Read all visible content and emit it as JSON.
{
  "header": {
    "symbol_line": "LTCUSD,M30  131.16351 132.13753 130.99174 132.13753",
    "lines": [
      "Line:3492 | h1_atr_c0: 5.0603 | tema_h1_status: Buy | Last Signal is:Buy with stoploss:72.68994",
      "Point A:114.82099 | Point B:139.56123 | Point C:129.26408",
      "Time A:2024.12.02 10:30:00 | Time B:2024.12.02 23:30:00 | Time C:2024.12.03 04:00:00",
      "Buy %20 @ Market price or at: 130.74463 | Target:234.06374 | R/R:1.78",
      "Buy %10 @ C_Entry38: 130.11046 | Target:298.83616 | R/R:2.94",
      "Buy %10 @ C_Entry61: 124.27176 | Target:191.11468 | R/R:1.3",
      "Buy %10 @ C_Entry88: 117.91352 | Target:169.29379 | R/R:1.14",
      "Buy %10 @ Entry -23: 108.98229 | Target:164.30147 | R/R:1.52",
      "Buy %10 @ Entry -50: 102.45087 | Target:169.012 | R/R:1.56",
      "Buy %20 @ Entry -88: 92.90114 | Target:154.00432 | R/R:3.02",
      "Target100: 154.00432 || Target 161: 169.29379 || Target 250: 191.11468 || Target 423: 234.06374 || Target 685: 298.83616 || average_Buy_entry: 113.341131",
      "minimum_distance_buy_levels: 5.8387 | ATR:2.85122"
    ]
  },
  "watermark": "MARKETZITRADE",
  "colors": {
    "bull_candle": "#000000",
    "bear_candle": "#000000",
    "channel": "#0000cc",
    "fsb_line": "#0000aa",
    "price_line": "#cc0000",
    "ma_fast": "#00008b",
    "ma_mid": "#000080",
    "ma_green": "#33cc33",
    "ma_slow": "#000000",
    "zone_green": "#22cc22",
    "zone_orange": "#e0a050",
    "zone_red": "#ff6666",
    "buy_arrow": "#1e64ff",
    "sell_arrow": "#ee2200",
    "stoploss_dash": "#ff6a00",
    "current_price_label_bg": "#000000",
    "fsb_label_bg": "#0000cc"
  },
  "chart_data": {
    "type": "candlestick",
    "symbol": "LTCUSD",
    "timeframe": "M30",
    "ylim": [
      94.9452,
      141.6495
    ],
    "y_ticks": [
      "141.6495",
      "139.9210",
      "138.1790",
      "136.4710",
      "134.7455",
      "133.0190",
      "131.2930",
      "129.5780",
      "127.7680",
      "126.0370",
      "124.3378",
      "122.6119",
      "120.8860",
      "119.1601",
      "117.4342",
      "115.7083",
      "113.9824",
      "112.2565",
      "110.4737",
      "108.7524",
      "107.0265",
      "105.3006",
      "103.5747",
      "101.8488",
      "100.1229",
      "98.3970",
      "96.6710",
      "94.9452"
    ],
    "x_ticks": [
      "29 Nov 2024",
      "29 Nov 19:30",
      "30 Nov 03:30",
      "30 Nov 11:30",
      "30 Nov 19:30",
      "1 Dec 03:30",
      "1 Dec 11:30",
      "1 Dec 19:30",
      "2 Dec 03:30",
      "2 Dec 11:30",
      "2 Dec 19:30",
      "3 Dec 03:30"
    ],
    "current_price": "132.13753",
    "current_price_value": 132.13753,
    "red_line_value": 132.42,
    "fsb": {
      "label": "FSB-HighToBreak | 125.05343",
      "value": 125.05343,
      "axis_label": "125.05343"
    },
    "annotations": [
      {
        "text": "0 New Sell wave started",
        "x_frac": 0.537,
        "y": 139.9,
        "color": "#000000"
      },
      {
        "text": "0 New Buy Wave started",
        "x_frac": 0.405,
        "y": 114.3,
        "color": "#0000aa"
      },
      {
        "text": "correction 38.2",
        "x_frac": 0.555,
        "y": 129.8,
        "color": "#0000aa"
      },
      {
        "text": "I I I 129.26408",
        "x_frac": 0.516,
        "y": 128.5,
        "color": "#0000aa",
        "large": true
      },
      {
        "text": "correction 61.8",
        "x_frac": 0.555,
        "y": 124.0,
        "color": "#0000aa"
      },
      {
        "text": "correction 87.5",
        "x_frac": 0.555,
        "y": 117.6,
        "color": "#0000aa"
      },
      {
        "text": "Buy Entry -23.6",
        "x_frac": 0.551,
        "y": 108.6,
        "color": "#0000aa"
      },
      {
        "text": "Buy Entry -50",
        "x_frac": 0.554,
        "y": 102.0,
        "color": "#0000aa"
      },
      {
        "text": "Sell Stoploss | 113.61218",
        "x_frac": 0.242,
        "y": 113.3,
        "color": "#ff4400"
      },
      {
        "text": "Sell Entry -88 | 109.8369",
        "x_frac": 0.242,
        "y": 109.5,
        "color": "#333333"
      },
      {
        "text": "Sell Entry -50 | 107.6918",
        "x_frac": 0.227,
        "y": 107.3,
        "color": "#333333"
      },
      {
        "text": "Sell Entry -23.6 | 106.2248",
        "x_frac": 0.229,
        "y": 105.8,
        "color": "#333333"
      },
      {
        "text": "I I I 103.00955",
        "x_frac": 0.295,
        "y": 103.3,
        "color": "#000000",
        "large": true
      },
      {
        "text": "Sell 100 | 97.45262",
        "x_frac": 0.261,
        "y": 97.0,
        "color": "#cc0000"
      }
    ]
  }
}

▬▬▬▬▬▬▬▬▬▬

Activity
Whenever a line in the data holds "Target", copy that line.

Your response
      "Buy %20 @ Market price or at: 130.74463 | Target:234.06374 | R/R:1.78",
      "Buy %10 @ C_Entry38: 130.11046 | Target:298.83616 | R/R:2.94",
      "Buy %10 @ C_Entry61: 124.27176 | Target:191.11468 | R/R:1.3",
      "Buy %10 @ C_Entry88: 117.91352 | Target:169.29379 | R/R:1.14",
      "Buy %10 @ Entry -23: 108.98229 | Target:164.30147 | R/R:1.52",
      "Buy %10 @ Entry -50: 102.45087 | Target:169.012 | R/R:1.56",
      "Buy %20 @ Entry -88: 92.90114 | Target:154.00432 | R/R:3.02",
      "Target100: 154.00432 || Target 161: 169.29379 || Target 250: 191.11468 || Target 423: 234.06374 || Target 685: 298.83616 || average_Buy_entry: 113.341131",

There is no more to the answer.